During National Socialism in Germany, the successful architect and town planner Bruno Taut was to be arrested as a representative of the Neues Bauen movement (responsible for large housing estates in Berlin-Britz, -Wedding and -Pankow, which are UNESCO World Heritage sites since 2008). The National Socialists, who had come to power in the meantime, had denounced Taut as a "cultural Bolshevist" and revoked his professorship at the Technical University Berlin and his membership of the Academy of Arts in Berlin, Germany. 

 The escape into exile 


The means of Bruno Taut’s escape to Japan in 1933 came from an invitation from the Japanese architect Isaburo Ueno and the Japanese International Architectural Association, where Taut stayed for three and a half years. There Bruno Taut published important writings on Japanese architecture, as well as on the tradition of Japan. Taut earned his living as a designer of art objects and household utensils. Taut got little opportunity to build in Japan. The Kyu Hyuga Bettei - Atami Hyuga Villa, whose basement consisted of three rooms was designed by Taut. Each room was given names of German as well as Austrian composers: Beethoven, Mozart and Bach. This villa is the only architecture by Taut to be found in Japan. The basement is can be visited as a museum in Atami-Shizuoka Japan from 2022. 

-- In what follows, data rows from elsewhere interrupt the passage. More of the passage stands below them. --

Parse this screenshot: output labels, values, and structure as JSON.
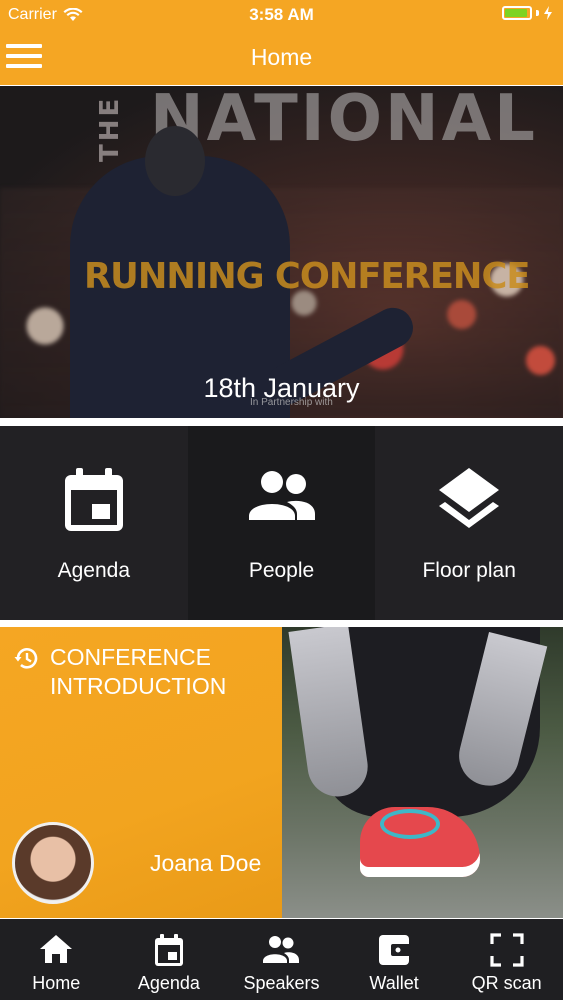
{
  "status_bar": {
    "carrier": "Carrier",
    "time": "3:58 AM",
    "battery_color": "#7ed321"
  },
  "header": {
    "title": "Home",
    "menu_icon": "hamburger-icon",
    "background": "#F5A623"
  },
  "hero": {
    "title_the": "THE",
    "title_national": "NATIONAL",
    "title_running": "RUNNING CONFERENCE",
    "date": "18th January",
    "partnership": "In Partnership with"
  },
  "tiles": [
    {
      "label": "Agenda",
      "icon": "calendar-icon"
    },
    {
      "label": "People",
      "icon": "people-icon"
    },
    {
      "label": "Floor plan",
      "icon": "layers-icon"
    }
  ],
  "feature": {
    "icon": "history-icon",
    "title_line1": "CONFERENCE",
    "title_line2": "INTRODUCTION",
    "speaker_name": "Joana Doe"
  },
  "tabbar": [
    {
      "label": "Home",
      "icon": "home-icon"
    },
    {
      "label": "Agenda",
      "icon": "calendar-icon"
    },
    {
      "label": "Speakers",
      "icon": "people-icon"
    },
    {
      "label": "Wallet",
      "icon": "wallet-icon"
    },
    {
      "label": "QR scan",
      "icon": "qr-scan-icon"
    }
  ]
}
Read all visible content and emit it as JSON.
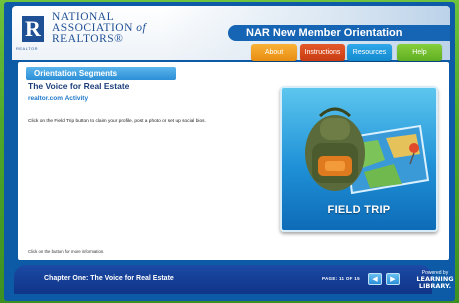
{
  "logo": {
    "mark": "R",
    "small_label": "REALTOR",
    "line1": "NATIONAL",
    "line2": "ASSOCIATION",
    "line2_of": "of",
    "line3": "REALTORS®"
  },
  "app_title": "NAR New Member Orientation",
  "nav": {
    "about": "About",
    "instructions": "Instructions",
    "resources": "Resources",
    "help": "Help"
  },
  "content": {
    "segments_label": "Orientation Segments",
    "section_title": "The Voice for Real Estate",
    "activity_title": "realtor.com Activity",
    "instructions_text": "Click on the Field Trip button to claim your profile, post a photo or set up social bios.",
    "footer_note": "Click on the button for more information.",
    "field_trip_label": "FIELD TRIP"
  },
  "footer": {
    "chapter": "Chapter One: The Voice for Real Estate",
    "page_label": "PAGE: 11 OF 15",
    "prev_icon": "left-arrow-icon",
    "next_icon": "right-arrow-icon",
    "powered_line1": "Powered by",
    "powered_line2": "LEARNING",
    "powered_line3": "LIBRARY."
  },
  "colors": {
    "frame": "#0d5aa7",
    "accent_green": "#4fa82a",
    "about": "#f0a024",
    "instructions": "#d6481c",
    "resources": "#1e98de",
    "help": "#6fbf2e"
  }
}
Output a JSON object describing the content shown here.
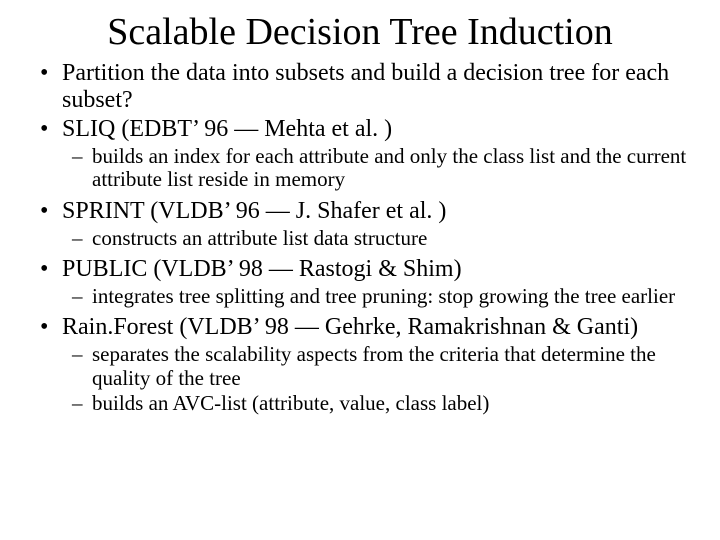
{
  "title": "Scalable Decision Tree Induction",
  "bullets": {
    "b0": "Partition the data into subsets and build a decision tree for each subset?",
    "b1": "SLIQ (EDBT’ 96 — Mehta et al. )",
    "b1_0": "builds an index for each attribute and only the class list and the current attribute list reside in memory",
    "b2": "SPRINT (VLDB’ 96 — J. Shafer et al. )",
    "b2_0": "constructs an attribute list data structure",
    "b3": "PUBLIC (VLDB’ 98 — Rastogi & Shim)",
    "b3_0": "integrates tree splitting and tree pruning: stop growing the tree earlier",
    "b4": "Rain.Forest  (VLDB’ 98 — Gehrke, Ramakrishnan & Ganti)",
    "b4_0": "separates the scalability aspects from the criteria that determine the quality of the tree",
    "b4_1": "builds an AVC-list (attribute, value, class label)"
  }
}
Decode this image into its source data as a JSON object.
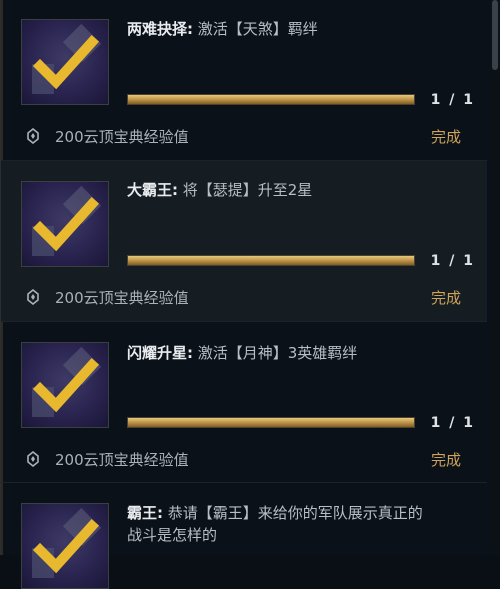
{
  "missions": [
    {
      "name": "两难抉择:",
      "desc": " 激活【天煞】羁绊",
      "progress": "1 / 1",
      "progress_fraction": 1.0,
      "reward": "200云顶宝典经验值",
      "status": "完成"
    },
    {
      "name": "大霸王:",
      "desc": " 将【瑟提】升至2星",
      "progress": "1 / 1",
      "progress_fraction": 1.0,
      "reward": "200云顶宝典经验值",
      "status": "完成"
    },
    {
      "name": "闪耀升星:",
      "desc": " 激活【月神】3英雄羁绊",
      "progress": "1 / 1",
      "progress_fraction": 1.0,
      "reward": "200云顶宝典经验值",
      "status": "完成"
    },
    {
      "name": "霸王:",
      "desc": " 恭请【霸王】来给你的军队展示真正的战斗是怎样的",
      "line1": " 恭请【霸王】来给你的军队展示真正的",
      "line2": "战斗是怎样的"
    }
  ],
  "colors": {
    "gold": "#cda45a",
    "background": "#0b1118",
    "alt_row": "#151c22",
    "check": "#e8b92f"
  },
  "icons": {
    "thumbnail": "checkmark-badge-icon",
    "reward": "xp-gem-icon"
  }
}
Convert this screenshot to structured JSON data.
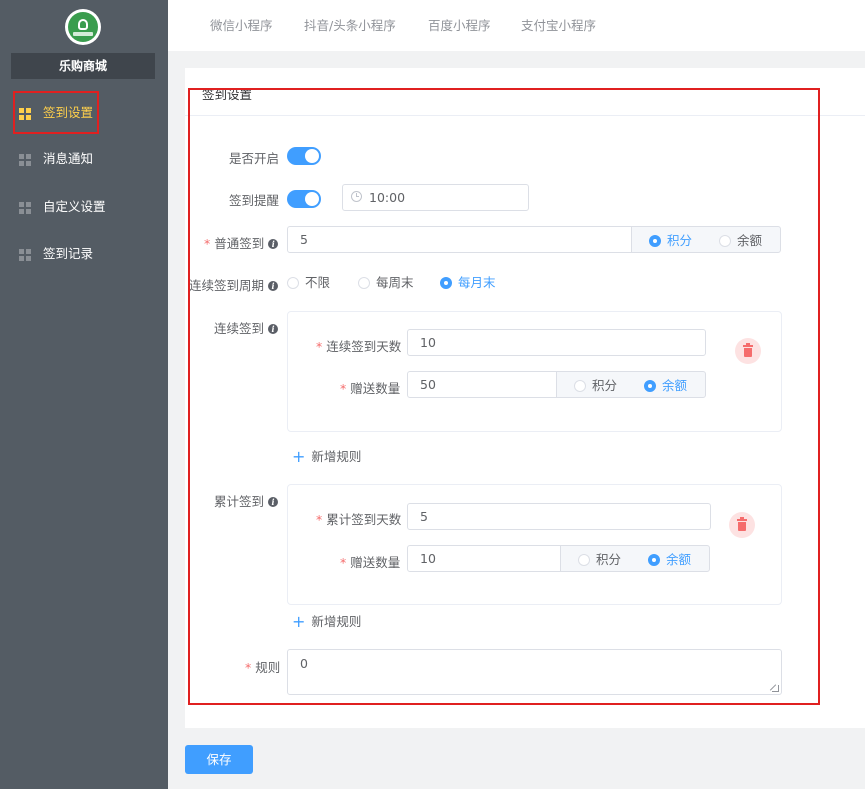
{
  "sidebar": {
    "shop_name": "乐购商城",
    "items": [
      {
        "label": "签到设置",
        "active": true
      },
      {
        "label": "消息通知",
        "active": false
      },
      {
        "label": "自定义设置",
        "active": false
      },
      {
        "label": "签到记录",
        "active": false
      }
    ]
  },
  "tabs": [
    "微信小程序",
    "抖音/头条小程序",
    "百度小程序",
    "支付宝小程序"
  ],
  "card": {
    "title": "签到设置"
  },
  "form": {
    "enable": {
      "label": "是否开启",
      "on": true
    },
    "reminder": {
      "label": "签到提醒",
      "on": true,
      "time": "10:00"
    },
    "normal": {
      "label": "普通签到",
      "value": "5",
      "options": [
        "积分",
        "余额"
      ],
      "selected": "积分"
    },
    "period": {
      "label": "连续签到周期",
      "options": [
        "不限",
        "每周末",
        "每月末"
      ],
      "selected": "每月末"
    },
    "continuous": {
      "label": "连续签到",
      "days_label": "连续签到天数",
      "days_value": "10",
      "gift_label": "赠送数量",
      "gift_value": "50",
      "options": [
        "积分",
        "余额"
      ],
      "selected": "余额",
      "add_rule": "新增规则"
    },
    "cumulative": {
      "label": "累计签到",
      "days_label": "累计签到天数",
      "days_value": "5",
      "gift_label": "赠送数量",
      "gift_value": "10",
      "options": [
        "积分",
        "余额"
      ],
      "selected": "余额",
      "add_rule": "新增规则"
    },
    "rules": {
      "label": "规则",
      "value": "0"
    }
  },
  "save_label": "保存",
  "colors": {
    "primary": "#409eff",
    "sidebar": "#545c64",
    "active": "#ffd04b",
    "danger": "#f56c6c",
    "highlight_frame": "#e02020"
  }
}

Bruno Taut’s exile in Turkey - 1936


 With his family, Taut went into exile in Turkey from 1936 to 1938. In the Turkish Republic, Taut was given the possibility to practice his profession. Turkey of the nineteen twenties under President Mustafa Kemal Atatürk was in a process of great reforms. These conditions can be called a lucky coincidence for German, Austrian, mostly Jewish academics, as well as for artists of the so-called "degenerate" art.  At the Academy of Fine Arts in Istanbul, Bruno Taut was charged with building up the architecture department. In Ankara he headed the building department of the Ministry of Education. The architect quickly succeeded in making his mark in Turkey. In just two years, he completed 24 building projects and thus contributed to Atatürk's educational reform by constructing important buildings. Taut also completed his "Architecture Doctrine" in Turkey and published it in Turkish in 1938 ("Mimari Bilgisi"). 

The Special Moment

Bruno Taut's special moment, the personal decision to design and build his own home in Istanbul Ortaköy himself, is extraordinary. Taut even described the house as his "ark". Does this step now signify a kind of assimilation? Did Taut - unlike many exiles - want to stay in Turkey with his family? The house itself is reminiscent of Taut's stay in Japan; it is therefore called the "Red Pagoda" or, in Turkey, the "Chinese House". It stands at the end of Taut's comprehensive and remarkable artistic engagement with architecture.